April 18, 2021



Featuring an impressive roster for the spring/summer season, the Kimbell Art Museum's "Artist's Eye" series delivers stimulating conversations about art, creativity and connection. This free online program invites artists and architects to discuss works in the Kimbell's permanent collection or elements and features of its buildings. These practicing professionals share their special insights and relate the museum’s older art or architecture to contemporary artistic concerns, including their own.

“‘The Artist’s Eye’ program triggers fresh perspectives about Kimbell artworks through the singular lens of contemporary artists," said Nancy E. Edwards, curator of European art/head of academic services at the museum. "The current online format allows us to share images of the artists’ work and studio spaces alongside Kimbell artworks and to explore multiple avenues of creativity.”

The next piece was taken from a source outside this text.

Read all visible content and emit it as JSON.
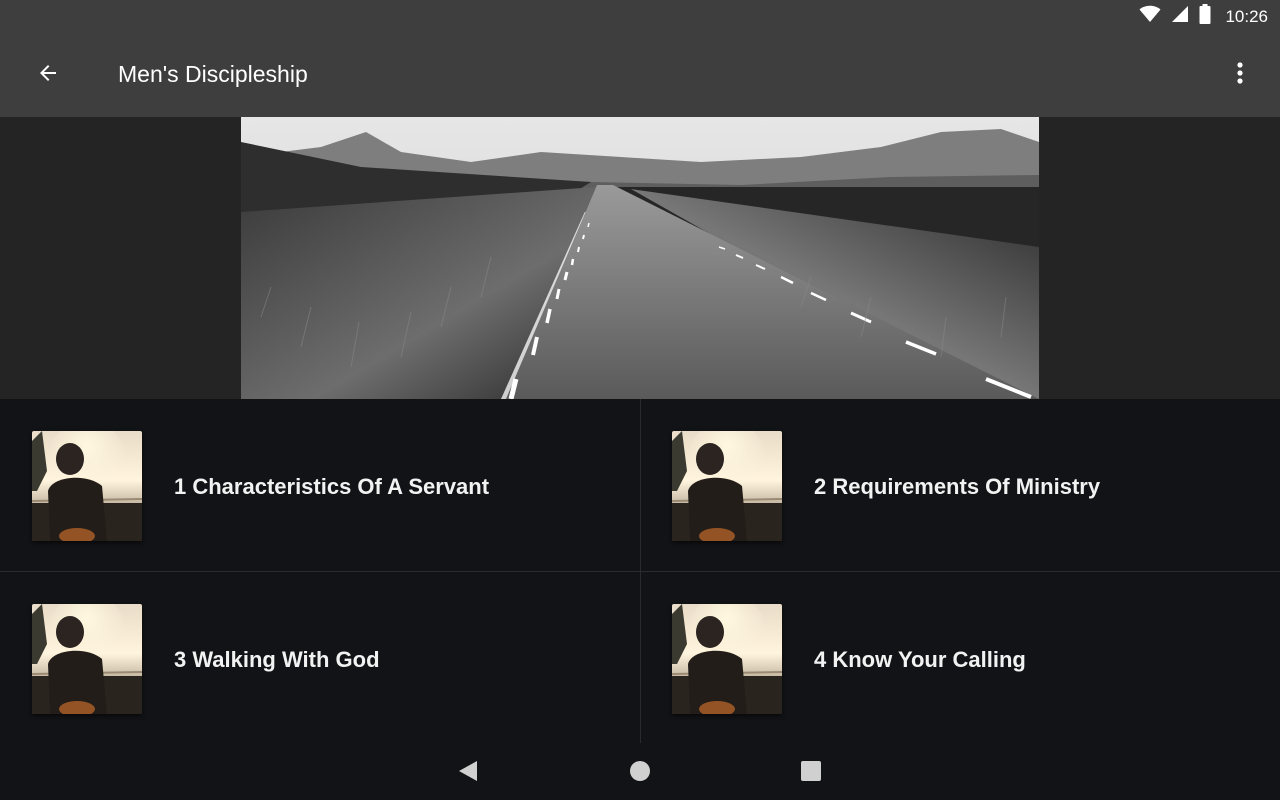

“The Artist's Eye” is held at 11 a.m. on select Saturdays. For more information and to register, please see the schedule below.



April 10

Ariel Davis, painter, Fort Worth 

Moderated by Katherine Stephens, curatorial assistant

The stylized figurative paintings and murals of Ariel Davis reflect on humanity, relationships and time. Capturing the energy, mood and story of a scene or persons remains at the core of her work, defined by her loose style and use of bold color. She employs photography, collage and digital manipulation to create unique images for her paintings and often collaborates with individuals in the community as subjects in her work.

After earning a Bachelor of Fine Arts degree from the University of Texas at Austin (2010), Davis made a mark in the DFW area, participating in more than 35 exhibitions and co-organizing over 80 art events and exhibitions. She was named "Best Fort Worth Artist" by Fort Worth Texas Magazine in 2018 and "Fort Worthian of the Month" in February 2020. She has created murals for Inspiration Alley (2018) and Mistletoe Station (2020) in Fort Worth as well as two large works for the Texas Rangers’ Globe Life Field in Arlington (2020).


May 15

Celia Eberle, artist, Ennis, Texas 

Moderated by Nancy E. Edwards, curator of European art/head of academic services

Celia Eberle is best known for her sculptural works steeped in mythology and paradox. The artist often explores themes with ominous dichotomies, such as nostalgia and naivety, past and future, man and nature, and worship and destruction. She uses various materials and mediums, ranging from carved wood, bone, and precious stones to ceramics, sound and animatronic components, and found objects. Her exhibition Reanimation Project at Cris Worley Fine Arts, Dallas, which opens in April, illustrates the fears and potential consequences of the rise of artificial intelligence, referencing the Dark Ages as a mythological parallel to our current and future cultural deterioration. Eberle's work has been exhibited and collected extensively in Texas. Her mid-career retrospective, In the Garden of Ozymandias, was held at the Art Museum of Southeast Texas in Beaumont in 2014. Recently, she was awarded grants from the Adolph and Esther Gottlieb Foundation and the Joan Mitchell Foundation, among others.


June 12

Darren Waterston, artist, Kinderhook, New York 

Moderated by George T. M. Shackelford, deputy director

Darren Waterston has been exhibiting his paintings, works on paper and installations in the U.S. and abroad since the early 1990s. The artist’s current paintings continue his exploration of landscape as metaphor and poetic space. These alluring and ethereal works depict otherworldly environments—nature destabilized and on the threshold of the recognizable and the fantastical. Recent exhibitions include Darren Waterston’s Filthy Lucre: Whistler’s Peacock Room Reimagined at Victoria and Albert Museum, London (2020), with previous iterations at the Smithsonian Institution’s Freer/Sackler Galleries (2016) and the Massachusetts Museum of Modern Art (2014). Waterston’s artwork is included in numerous permanent collections, including the Los Angeles County Museum of Art; Fine Arts Museums of San Francisco; New York Public Library; The Getty Research Institute, Los Angeles; Seattle Art Museum; and Museum of Fine Arts, Houston.



The Kimbell Art Museum, owned and operated by the Kimbell Art Foundation, is internationally renowned for both its collections and its architecture. The Kimbell’s collections range in period from antiquity to the 20th century and include European masterpieces by artists such as Fra Angelico, Michelangelo, Caravaggio, Bernini, Velázquez, Monet, Cézanne, Picasso and Matisse; important collections of Egyptian and classical antiquities; and the art of Asia, Africa and the Ancient Americas.

The museum’s 1972 building, designed by the American architect Louis I. Kahn, is widely regarded as one of the outstanding architectural achievements of the modern era. A second building, designed by Italian architect Renzo Piano, opened in 2013 and now provides space for special exhibitions, dedicated classrooms and a 289-seat auditorium with excellent acoustics for music. For more information, visit kimbellart.org.



For more information, contact [email protected].